[[ DATA UNDER STUDY, beginning ]]

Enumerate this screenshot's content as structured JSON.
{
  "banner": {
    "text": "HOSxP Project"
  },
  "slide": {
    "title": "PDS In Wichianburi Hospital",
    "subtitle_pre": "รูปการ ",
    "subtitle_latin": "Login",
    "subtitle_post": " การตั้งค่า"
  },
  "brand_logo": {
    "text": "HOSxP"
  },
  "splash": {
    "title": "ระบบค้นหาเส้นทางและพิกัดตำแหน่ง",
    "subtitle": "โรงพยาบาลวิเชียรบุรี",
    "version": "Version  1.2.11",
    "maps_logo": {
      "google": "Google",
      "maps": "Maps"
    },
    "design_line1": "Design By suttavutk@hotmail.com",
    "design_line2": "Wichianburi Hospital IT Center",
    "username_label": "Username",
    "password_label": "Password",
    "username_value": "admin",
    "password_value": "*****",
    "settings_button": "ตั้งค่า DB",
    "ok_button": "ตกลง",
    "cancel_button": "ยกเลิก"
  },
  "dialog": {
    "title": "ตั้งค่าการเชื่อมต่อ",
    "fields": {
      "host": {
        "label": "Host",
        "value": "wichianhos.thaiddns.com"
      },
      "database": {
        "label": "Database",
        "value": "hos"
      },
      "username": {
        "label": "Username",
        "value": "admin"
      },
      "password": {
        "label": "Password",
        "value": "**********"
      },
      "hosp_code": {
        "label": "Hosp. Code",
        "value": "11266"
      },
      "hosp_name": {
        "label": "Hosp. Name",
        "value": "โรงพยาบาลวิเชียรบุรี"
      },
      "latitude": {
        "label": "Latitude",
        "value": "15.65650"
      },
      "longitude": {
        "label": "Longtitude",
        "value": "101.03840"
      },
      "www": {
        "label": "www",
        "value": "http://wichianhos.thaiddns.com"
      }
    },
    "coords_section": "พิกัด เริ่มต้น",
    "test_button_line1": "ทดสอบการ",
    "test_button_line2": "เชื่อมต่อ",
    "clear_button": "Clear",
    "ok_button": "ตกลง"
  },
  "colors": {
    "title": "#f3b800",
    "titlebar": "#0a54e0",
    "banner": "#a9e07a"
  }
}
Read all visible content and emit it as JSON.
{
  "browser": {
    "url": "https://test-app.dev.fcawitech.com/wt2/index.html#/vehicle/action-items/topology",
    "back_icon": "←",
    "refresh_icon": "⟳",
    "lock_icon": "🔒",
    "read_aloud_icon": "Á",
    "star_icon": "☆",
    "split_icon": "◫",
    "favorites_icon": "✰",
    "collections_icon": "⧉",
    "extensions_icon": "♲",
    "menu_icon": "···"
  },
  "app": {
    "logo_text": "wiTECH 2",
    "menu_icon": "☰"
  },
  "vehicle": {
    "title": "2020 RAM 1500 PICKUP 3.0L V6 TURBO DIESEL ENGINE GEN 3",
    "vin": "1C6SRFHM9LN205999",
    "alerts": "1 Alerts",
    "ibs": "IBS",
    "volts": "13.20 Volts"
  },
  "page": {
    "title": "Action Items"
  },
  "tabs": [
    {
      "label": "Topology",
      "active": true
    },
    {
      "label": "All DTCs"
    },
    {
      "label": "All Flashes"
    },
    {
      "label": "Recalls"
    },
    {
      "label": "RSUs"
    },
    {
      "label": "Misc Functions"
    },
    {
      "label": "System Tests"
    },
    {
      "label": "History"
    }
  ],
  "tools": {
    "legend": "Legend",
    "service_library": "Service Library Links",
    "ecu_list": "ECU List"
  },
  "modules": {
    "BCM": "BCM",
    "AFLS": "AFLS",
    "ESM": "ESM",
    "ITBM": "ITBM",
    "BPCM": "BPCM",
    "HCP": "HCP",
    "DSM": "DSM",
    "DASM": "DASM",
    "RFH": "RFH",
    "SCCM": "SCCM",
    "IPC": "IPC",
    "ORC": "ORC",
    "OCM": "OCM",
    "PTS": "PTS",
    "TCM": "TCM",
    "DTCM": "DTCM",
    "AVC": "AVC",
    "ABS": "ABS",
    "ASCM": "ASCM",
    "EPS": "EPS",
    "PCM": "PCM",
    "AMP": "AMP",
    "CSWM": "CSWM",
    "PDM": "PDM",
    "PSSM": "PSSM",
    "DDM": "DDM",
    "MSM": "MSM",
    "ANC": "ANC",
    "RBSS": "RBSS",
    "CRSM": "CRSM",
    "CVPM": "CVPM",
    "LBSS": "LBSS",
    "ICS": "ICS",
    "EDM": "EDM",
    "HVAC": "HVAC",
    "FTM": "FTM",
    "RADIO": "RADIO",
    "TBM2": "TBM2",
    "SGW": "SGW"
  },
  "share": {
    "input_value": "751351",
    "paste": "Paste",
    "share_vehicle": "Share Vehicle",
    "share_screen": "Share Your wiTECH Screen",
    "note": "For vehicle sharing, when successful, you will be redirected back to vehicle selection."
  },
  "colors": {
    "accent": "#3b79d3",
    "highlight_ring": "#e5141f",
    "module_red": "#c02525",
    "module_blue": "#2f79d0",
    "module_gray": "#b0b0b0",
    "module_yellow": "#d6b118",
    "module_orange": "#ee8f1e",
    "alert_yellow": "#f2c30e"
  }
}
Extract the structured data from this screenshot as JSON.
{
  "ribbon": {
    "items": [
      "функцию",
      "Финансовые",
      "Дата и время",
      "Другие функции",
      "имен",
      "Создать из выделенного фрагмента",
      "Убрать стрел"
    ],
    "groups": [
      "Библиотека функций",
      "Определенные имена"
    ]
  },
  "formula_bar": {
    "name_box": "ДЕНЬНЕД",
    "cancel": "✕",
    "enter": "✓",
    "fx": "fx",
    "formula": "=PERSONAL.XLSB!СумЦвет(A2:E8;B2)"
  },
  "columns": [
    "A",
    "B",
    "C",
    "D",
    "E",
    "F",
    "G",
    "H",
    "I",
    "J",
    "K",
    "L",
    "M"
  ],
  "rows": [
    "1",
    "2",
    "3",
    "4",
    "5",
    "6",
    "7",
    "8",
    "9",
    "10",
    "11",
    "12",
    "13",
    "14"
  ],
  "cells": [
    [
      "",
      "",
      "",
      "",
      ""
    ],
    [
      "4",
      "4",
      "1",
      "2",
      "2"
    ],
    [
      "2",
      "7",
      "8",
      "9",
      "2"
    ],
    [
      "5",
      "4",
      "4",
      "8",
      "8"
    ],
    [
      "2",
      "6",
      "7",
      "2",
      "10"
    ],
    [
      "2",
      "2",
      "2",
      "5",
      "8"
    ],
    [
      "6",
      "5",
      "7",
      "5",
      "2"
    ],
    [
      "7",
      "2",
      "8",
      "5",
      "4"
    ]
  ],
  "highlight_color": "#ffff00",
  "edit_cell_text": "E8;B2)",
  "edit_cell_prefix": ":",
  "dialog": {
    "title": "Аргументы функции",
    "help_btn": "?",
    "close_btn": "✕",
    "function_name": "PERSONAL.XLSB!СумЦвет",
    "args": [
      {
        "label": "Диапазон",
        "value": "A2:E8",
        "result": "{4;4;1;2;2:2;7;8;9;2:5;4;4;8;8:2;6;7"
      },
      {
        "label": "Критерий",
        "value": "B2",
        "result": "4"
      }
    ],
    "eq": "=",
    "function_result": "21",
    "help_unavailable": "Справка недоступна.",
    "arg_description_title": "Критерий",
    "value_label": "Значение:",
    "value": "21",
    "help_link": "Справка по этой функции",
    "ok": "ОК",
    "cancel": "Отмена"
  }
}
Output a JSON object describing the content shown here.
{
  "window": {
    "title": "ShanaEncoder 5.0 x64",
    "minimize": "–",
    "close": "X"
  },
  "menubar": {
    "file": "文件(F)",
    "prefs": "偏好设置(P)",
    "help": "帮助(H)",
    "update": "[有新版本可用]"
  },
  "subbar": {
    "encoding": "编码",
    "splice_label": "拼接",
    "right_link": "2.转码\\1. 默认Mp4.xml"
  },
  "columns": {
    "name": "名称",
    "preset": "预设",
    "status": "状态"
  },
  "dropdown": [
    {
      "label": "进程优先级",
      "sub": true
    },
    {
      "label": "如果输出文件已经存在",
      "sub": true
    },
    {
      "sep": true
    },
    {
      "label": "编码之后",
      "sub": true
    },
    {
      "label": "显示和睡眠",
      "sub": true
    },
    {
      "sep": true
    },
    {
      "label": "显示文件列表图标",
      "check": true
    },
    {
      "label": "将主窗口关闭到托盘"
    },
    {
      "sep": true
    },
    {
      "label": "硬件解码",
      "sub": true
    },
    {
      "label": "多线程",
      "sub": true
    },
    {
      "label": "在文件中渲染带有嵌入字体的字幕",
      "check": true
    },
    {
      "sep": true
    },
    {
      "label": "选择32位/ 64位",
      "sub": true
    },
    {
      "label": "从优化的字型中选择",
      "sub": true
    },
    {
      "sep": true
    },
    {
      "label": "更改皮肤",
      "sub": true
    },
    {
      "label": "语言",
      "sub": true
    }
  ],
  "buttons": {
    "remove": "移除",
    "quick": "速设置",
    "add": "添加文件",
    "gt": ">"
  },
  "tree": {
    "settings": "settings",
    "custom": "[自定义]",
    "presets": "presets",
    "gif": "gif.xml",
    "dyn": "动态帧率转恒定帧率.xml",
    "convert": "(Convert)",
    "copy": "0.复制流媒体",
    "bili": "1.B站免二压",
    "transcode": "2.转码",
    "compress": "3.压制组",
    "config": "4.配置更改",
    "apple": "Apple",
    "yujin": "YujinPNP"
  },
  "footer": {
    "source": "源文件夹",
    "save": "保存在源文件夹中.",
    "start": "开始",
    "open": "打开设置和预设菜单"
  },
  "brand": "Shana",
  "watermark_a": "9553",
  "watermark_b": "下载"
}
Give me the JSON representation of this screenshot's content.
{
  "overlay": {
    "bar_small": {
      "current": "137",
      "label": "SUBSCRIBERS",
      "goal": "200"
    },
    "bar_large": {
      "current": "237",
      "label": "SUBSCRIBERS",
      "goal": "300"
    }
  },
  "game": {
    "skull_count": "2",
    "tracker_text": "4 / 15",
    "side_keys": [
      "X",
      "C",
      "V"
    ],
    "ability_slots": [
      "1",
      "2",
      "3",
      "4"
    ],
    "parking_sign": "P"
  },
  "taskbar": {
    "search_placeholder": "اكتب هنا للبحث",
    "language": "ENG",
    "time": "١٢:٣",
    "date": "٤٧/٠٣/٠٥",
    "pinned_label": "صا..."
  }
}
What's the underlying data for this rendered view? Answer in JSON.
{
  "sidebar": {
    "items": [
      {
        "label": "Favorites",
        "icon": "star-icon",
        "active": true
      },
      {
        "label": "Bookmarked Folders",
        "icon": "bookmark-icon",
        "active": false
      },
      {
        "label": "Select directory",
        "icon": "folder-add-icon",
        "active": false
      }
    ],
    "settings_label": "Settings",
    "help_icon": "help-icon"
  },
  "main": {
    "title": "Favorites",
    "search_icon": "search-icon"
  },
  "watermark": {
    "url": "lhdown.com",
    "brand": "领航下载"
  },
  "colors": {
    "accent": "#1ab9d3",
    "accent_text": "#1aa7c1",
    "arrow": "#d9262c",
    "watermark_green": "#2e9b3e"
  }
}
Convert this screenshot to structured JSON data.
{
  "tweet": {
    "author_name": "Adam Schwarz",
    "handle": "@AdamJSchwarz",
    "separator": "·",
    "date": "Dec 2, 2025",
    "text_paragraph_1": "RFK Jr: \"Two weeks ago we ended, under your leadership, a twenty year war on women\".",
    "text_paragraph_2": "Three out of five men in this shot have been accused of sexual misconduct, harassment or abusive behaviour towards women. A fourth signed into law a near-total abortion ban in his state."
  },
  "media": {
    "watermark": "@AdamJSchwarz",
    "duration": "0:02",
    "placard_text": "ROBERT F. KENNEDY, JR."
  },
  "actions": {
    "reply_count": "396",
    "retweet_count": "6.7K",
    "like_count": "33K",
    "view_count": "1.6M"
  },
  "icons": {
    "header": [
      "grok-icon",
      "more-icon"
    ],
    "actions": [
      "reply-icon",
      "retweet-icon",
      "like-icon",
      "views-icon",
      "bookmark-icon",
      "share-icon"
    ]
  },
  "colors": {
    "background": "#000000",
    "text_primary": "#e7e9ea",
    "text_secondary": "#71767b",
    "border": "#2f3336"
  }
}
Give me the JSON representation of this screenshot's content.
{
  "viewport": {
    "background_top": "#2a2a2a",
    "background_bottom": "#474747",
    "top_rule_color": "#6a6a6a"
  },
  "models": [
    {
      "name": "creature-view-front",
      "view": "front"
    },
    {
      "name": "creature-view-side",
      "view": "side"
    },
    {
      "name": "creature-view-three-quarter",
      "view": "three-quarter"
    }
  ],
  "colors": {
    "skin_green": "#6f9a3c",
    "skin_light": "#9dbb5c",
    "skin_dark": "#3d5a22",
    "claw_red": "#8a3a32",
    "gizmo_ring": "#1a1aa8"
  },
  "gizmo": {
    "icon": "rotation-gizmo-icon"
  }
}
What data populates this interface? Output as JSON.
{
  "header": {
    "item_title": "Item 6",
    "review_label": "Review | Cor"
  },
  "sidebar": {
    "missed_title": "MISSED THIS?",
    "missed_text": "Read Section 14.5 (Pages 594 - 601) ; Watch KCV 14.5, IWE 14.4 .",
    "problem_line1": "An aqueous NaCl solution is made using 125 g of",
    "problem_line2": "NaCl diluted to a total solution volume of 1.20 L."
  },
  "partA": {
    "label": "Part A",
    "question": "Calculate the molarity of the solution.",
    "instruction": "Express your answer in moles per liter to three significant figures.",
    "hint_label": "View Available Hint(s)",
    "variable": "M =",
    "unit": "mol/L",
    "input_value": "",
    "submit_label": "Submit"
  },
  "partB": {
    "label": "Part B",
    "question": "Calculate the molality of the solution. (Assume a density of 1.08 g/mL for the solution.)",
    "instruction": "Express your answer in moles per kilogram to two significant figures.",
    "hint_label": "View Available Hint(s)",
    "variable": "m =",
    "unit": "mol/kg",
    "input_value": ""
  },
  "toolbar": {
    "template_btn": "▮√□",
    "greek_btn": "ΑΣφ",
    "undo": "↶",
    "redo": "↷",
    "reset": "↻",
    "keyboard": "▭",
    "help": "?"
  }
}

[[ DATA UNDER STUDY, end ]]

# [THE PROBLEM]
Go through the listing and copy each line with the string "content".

# [EXPECTED OUTPUT]
Enumerate this screenshot's content as structured JSON.
Read all visible content and emit it as JSON.
Output a JSON object describing the content shown here.
Give me the JSON representation of this screenshot's content.
Give me the JSON representation of this screenshot's content.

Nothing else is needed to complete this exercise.